If You Want To Know Who We Are

On an average day, we spot anywhere from five to ten different butterfly species in My Florida Backyard, and that's usually just as we're passing through or looking out the back window. There's always a gulf fritillary or six hanging around, monarchs laying on the milkweed, sulphurs attracted by the cassias, and tiny skippers galore. Some butterflies are easy to identify - nearly anyone can tell you what a monarch looks like - but others take a little more work, especially if you only see them flitting through the air rather than at rest.

One of our biggest challenges has been telling apart Eastern Black and Spicebush Swallowtails. Their shape, size, and markings are very similar. In fact, both are mimics of the foul-tasting female pipevine swallowtail, adding another butterfly species into the mix to confuse those trying to identify them. However, if you happen to see these butterflies at rest with their wings open, there is a pretty simple trick you can use to help you out. Kristen G, who runs the butterfly garden and historic tree grove at MOSI, explains:
"The best way to be sure is to follow the inside line of the hind wing to the bottom, near the tails. Spicebush Swallowtails may have a blush of orange marking but [Eastern] Black Swallowtails have an orange or yellow marking with a black eye-spot in the center."
So, let's compare. In first picture below, which we took last year and correctly identified as an Eastern Black Swallowtail, we can clearly see the eyespot Kristen describes.

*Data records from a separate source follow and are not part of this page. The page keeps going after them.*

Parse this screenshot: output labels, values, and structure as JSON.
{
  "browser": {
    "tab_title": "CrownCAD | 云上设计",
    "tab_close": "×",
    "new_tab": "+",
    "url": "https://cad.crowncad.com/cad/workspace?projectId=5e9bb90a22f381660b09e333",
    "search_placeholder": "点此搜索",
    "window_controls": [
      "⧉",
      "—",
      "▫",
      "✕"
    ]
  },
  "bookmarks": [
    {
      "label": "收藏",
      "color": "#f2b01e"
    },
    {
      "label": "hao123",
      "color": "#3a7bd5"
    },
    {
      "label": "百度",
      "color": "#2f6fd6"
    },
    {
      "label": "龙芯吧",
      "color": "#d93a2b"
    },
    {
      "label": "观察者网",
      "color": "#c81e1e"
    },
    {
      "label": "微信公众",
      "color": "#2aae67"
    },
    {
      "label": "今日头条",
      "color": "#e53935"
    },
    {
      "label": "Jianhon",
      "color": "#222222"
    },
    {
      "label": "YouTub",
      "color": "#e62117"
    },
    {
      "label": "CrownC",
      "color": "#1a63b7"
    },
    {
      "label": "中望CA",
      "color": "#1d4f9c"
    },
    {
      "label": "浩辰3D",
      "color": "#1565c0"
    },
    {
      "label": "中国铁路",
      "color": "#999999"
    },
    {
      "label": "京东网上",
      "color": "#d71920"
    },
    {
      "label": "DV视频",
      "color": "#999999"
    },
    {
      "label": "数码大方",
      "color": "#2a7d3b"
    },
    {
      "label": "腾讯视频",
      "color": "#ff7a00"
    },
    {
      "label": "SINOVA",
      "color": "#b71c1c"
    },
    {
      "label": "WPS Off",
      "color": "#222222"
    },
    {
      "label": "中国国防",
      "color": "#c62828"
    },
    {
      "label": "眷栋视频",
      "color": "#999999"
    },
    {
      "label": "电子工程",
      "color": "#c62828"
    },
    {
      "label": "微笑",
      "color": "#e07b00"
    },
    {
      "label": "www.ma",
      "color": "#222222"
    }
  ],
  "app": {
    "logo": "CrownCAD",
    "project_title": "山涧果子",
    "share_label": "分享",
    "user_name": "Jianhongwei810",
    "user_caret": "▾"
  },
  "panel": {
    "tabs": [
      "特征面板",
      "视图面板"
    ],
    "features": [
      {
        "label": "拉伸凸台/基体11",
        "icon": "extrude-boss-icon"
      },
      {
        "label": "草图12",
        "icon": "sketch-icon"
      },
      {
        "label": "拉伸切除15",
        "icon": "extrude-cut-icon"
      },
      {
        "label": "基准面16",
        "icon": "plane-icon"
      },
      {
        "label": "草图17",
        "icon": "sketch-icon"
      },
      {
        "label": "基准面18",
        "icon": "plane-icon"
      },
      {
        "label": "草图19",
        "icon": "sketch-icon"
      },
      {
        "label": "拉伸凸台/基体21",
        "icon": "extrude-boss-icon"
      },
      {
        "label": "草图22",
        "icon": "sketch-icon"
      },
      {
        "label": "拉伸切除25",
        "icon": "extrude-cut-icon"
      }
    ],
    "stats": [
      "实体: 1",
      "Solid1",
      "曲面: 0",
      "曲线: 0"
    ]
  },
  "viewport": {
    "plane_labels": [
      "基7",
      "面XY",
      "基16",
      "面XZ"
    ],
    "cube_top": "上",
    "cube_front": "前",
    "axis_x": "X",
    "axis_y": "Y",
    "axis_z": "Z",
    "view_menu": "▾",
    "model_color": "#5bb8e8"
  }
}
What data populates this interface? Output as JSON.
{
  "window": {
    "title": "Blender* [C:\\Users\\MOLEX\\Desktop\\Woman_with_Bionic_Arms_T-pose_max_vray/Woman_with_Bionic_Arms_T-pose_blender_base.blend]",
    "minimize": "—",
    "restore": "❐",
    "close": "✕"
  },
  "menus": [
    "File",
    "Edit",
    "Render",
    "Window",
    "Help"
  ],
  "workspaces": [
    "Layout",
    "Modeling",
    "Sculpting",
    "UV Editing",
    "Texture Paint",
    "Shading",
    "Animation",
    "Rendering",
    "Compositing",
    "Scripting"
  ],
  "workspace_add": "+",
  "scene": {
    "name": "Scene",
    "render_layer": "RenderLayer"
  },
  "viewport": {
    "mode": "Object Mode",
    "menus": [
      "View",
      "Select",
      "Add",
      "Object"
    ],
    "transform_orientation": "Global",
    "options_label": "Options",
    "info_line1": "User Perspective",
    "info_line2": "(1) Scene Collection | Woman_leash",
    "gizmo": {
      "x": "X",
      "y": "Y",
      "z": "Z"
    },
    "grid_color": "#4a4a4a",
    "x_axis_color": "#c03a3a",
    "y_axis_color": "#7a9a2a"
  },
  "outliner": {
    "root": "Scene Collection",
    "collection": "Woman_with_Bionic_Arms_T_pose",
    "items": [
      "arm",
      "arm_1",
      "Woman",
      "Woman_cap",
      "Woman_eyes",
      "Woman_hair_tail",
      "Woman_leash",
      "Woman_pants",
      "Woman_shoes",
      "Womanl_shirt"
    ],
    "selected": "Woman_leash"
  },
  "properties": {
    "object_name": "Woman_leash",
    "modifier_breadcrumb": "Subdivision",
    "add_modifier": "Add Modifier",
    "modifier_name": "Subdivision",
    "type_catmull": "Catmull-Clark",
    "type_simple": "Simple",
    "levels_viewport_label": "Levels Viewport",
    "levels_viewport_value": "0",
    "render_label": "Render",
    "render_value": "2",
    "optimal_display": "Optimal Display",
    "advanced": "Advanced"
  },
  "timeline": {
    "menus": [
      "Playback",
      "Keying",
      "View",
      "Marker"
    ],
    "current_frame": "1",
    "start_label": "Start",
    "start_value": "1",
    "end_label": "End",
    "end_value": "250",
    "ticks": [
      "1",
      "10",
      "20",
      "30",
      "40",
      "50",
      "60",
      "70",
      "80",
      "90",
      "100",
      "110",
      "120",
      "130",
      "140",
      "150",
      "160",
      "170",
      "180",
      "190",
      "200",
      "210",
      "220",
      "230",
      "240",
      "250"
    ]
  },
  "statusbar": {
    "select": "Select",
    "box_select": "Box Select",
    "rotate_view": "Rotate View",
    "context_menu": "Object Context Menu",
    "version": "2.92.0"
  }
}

In this next picture, taken this past weekend, the eyespot is absent. This picture shows a male Spicebush pursuing a female. The female's markings, shown clearly in the first picture of this post, are even more similar to the Eastern Black's.

Life would be easier here in My Florida Backyard if we didn't have inquiring minds that always want to know "What exactly is that?". We could just sit back and enjoy the spectacle, and we often do. But we're happiest when we know exactly what we're looking at, because then we can learn more about it, including how to make sure it visits My Florida Backyard again and again!


  1. I'm sure I have ID'd many a swallowtail incorrectly. Butterflies can look so different on the top wing from the bottom wing. It all gets confusing. But, I'm like you in that I really want to know what I'm viewing. Your pics are beautiful. Proof that your butterfly gardening is working well.

  2. Learning to differentiate the various Swallowtail species has been one of my projects this summer. I usually try to get a photo and then consult my butterfly field guide to see if I was able to correctly identify the species as it fluttered by.
    Your post is helpful by pointing out the eyespot, and you're correct that the male/female differences just add to the confusion!

  3. Thanks for the info. I like to be able to identify my butterflies and this little trick will be very helpful. You got some great photos of the butterflies.